◆ TASK DETAILS: For the string "icon", work out how many lines of the data contain it and give that number with nothing added.

********************

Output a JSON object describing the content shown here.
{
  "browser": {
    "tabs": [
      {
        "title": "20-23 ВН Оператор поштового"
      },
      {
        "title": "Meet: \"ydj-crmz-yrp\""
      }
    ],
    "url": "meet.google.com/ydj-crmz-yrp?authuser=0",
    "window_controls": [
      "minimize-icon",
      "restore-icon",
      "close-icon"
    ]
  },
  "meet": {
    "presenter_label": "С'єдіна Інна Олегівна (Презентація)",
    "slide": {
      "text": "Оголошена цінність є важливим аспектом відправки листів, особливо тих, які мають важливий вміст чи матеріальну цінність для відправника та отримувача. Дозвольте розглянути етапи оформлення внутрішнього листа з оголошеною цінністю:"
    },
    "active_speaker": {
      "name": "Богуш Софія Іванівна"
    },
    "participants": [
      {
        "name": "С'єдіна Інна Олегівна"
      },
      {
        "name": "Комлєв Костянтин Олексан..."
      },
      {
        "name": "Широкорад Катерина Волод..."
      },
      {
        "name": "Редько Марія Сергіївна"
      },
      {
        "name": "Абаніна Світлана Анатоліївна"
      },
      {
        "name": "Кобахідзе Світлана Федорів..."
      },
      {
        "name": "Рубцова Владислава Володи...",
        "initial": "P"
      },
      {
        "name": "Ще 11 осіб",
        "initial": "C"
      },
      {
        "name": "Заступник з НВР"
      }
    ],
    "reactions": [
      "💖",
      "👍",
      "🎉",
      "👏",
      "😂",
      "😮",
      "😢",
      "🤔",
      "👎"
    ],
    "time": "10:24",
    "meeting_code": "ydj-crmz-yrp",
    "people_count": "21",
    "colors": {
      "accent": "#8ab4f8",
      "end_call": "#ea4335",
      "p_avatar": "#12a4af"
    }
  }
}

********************

◆ ANSWER SPACE: 3